CUA student musicians Shinya Blattmann and Enrique Reynosa on violin; Dan Zhang on viola; and Dorotea Racz on cello perform specially composed music for the 14 Stations of the Cross. (CUA photo by Ed Pfueller)
CUA student musicians Shinya Blattmann and Enrique Reynosa on violin; Dan Zhang on viola; and Dorotea Racz on cello perform specially composed music for the 14 Stations of the Cross. (CUA photo by Ed Pfueller)

A 14-movement musical interpretation of the Stations of the Cross, composed by 14 different Catholic University of America alumni, students, faculty and staff, premiered recently at the Church of the Little Flower in Bethesda.

Performed by two violins, viola and cello, each movement was played as a musical meditation after Msgr. Peter Vaghi, pastor of the parish, prayed the station the music was composed to represent.

“We now offer this tribute of our worship in a spirit of humility and with a contrite heart,” Msgr. Vaghi intoned before the nearly 200 people in the church joined him in praying the Stations of the Cross.

The work was performed by CUA student musicians Shinya Blattmann and Enrique Reynosa on violin; Dan Zhang on viola; and Dorotea Racz on cello.

The works were composed to mark CUA’s Benjamin T. Rome School of Music’s 50th anniversary. While each station was interpreted by its own composer, the program notes point out that “the resulting work, combining the work of several generations of composers and widely diverse styles, is unified by artistic response to the events of Christ's Passion as remembered in the service.”

Each movement – between two and three minutes long – was the result of each individual composer’s attempt to envision the particular station in music.

For example, the First Station – Jesus is Condemned to Death – was composed by Joseph Santo, who noted that he scored the piece with the cello being the highest sounding instrument as opposed to its usual role as the lowest sound in a quartet.

“This reversal of traditional roles is intended to paint aberration and tension,” explained Santos who is the school of music’s assistant dean for academic and graduate studies.

Composer Stephen Gorbos, CUA assistant professor of music, said he also sought to highlight tension in his composition for the Fourth Station, Jesus meets His Mother.

“Although there is great pain and anguish in the meeting between mother and son, there is also an affirmation of will and courage,” he explained. He added that while writing this piece, he consulted with his mother and his father, who is studying to become a permanent deacon.

In the Eighth Station, Jesus Meets the Women of Jerusalem, composer Amanda Bono, a teaching fellow in music theory and a doctoral candidate, said she wrote her piece as a “musical reflection … on this interaction and conversation.”
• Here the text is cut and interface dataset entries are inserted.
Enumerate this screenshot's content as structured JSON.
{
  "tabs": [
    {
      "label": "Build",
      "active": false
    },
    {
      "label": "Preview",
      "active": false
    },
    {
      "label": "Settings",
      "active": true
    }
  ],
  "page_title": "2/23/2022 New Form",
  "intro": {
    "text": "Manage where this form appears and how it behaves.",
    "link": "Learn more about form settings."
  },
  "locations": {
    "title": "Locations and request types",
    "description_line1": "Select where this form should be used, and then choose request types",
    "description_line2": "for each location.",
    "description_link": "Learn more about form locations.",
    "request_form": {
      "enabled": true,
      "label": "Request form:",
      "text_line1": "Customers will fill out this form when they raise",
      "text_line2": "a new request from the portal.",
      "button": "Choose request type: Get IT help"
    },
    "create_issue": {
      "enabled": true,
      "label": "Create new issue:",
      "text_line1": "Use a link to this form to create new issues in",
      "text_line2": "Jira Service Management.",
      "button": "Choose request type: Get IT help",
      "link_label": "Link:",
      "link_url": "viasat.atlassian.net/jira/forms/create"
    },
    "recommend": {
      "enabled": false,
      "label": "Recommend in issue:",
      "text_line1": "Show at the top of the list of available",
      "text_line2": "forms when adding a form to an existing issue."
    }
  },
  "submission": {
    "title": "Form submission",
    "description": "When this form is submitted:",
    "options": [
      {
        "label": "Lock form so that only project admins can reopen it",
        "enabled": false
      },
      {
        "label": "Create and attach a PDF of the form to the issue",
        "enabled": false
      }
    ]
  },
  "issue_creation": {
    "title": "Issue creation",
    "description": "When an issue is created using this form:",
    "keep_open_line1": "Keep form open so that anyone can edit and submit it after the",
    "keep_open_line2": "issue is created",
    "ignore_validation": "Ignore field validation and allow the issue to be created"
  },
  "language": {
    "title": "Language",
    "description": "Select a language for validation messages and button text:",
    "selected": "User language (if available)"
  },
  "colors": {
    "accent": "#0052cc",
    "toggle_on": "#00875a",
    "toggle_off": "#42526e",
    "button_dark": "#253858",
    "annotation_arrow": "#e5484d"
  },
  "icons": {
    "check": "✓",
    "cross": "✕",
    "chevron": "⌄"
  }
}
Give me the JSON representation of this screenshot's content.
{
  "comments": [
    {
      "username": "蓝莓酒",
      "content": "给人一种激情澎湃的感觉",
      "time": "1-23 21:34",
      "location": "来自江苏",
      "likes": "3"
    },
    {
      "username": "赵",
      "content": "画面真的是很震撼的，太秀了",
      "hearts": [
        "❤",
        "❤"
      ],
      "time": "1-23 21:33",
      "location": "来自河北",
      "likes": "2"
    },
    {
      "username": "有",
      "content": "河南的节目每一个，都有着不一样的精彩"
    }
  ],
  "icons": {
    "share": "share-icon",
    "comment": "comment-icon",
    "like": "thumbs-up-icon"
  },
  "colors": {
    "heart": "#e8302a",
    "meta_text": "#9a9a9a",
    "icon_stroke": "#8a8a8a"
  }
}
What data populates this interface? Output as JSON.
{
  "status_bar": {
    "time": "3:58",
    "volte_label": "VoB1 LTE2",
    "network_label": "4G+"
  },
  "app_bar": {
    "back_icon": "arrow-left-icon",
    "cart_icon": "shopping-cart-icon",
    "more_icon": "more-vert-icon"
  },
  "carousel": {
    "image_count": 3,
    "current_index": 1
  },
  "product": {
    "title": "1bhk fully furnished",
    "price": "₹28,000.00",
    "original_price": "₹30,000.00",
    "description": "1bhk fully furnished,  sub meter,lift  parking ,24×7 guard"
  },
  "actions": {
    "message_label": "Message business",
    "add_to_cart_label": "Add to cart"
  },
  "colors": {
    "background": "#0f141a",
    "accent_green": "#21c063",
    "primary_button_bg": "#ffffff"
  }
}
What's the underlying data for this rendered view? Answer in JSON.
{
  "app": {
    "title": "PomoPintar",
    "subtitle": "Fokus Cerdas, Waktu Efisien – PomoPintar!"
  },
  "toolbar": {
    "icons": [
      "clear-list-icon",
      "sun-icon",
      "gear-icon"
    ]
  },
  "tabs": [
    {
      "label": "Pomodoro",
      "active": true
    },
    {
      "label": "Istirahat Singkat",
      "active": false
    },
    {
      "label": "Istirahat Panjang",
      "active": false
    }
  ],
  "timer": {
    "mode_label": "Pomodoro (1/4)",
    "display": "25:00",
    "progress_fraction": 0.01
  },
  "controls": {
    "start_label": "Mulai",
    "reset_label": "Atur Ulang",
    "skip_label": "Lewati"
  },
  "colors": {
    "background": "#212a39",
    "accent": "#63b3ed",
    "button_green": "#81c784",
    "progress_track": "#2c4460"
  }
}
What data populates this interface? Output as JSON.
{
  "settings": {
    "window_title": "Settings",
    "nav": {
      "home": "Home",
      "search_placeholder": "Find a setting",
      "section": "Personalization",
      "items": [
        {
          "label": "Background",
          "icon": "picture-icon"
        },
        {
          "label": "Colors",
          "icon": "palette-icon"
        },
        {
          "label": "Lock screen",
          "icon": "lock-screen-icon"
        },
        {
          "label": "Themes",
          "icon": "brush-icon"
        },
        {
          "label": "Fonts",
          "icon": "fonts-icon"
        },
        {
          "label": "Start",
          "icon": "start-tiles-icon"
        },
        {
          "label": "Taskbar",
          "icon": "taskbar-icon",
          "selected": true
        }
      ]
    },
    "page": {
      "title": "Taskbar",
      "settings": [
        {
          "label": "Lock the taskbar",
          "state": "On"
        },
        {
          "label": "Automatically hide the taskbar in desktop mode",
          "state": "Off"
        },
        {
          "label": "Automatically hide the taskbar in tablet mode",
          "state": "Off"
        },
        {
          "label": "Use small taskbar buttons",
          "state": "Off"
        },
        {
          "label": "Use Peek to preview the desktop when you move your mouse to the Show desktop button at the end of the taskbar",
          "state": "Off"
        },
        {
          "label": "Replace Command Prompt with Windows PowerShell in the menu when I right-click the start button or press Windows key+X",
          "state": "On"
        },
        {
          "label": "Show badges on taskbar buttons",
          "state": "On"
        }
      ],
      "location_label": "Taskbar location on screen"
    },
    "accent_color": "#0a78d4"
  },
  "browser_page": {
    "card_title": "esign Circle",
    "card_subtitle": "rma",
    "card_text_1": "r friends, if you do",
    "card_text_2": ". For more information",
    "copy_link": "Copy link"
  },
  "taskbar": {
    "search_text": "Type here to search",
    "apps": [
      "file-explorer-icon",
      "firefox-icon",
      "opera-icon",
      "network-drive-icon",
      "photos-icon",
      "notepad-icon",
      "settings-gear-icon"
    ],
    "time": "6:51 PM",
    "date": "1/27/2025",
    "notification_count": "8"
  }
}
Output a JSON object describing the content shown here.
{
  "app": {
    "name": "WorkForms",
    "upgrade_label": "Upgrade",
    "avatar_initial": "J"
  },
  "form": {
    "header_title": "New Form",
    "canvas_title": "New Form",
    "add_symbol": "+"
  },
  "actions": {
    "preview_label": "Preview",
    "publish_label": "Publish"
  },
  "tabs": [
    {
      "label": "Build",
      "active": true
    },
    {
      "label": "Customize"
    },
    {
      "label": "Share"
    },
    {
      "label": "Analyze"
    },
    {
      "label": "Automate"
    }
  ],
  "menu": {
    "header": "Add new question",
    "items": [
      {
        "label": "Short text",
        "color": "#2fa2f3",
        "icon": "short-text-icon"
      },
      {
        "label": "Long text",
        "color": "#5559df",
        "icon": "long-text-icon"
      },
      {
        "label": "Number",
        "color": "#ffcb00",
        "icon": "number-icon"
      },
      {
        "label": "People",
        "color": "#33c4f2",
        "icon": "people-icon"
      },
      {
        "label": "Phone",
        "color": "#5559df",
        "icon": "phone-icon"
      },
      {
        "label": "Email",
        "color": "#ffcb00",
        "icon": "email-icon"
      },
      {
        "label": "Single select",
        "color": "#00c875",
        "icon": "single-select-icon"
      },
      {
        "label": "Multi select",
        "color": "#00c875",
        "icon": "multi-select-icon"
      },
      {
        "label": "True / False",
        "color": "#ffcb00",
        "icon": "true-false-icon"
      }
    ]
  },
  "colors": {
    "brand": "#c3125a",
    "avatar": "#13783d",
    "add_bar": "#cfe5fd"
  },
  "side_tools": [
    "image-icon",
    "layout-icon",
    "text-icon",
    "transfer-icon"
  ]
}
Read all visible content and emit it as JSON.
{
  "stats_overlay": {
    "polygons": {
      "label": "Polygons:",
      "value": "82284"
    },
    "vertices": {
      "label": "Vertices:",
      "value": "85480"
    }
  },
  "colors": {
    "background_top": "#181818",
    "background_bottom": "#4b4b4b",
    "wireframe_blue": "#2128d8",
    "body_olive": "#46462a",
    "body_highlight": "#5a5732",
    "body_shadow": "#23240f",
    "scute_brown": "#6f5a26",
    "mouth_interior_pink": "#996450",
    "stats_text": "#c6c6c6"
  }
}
“Each instrument represents someone in the station: violins and viola represent the women, and the cello represents Jesus.  The piece begins with the sound of the women’s cries.  As Jesus approaches, he begins to console them, causing the cries to subside,” Bono explained. “The gravity of His death begins to take over, creating tension until Jesus finally leaves the women at the end of the piece.”

Composer Faye Chiao, a 2004 CUA graduate, explained she composed the 11th Station, Jesus is Nailed to the Cross, with a constant G note. “Insistent, persistent and repetitive, it is meant to suggest the driving of nails into the cross, as well as the human heartbeat. The last moments of the piece represent the stilling of Jesus’ heart and His final cry to God.” 

Dr. Leo Nestor, CUA’s Justine Bayard Ward professor of music, director of choral studies and director of the Institute of Sacred Music, composed the 13th Station  – Jesus is Taken Down from the Cross.

“The opening motive evokes sighing, perhaps the last involuntary expulsion of air from the lungs of the Son of God, but surely also the quiet sighs of those who receive his lifeless body,” he explained.

While each of the 14 pieces is itself a complete work, when combined, they form a stark and moving portrait of the suffering and sacrifice Christ offered for our redemption.

Andrew Earle Simpson, a profess at the Rome School of Music and head of the composition and theory division, noted that “from century to century, new music has continue to renew and vivify Christian liturgies in all lands (and) the Passion narrative served as the basis for particularly powerful musical settings.”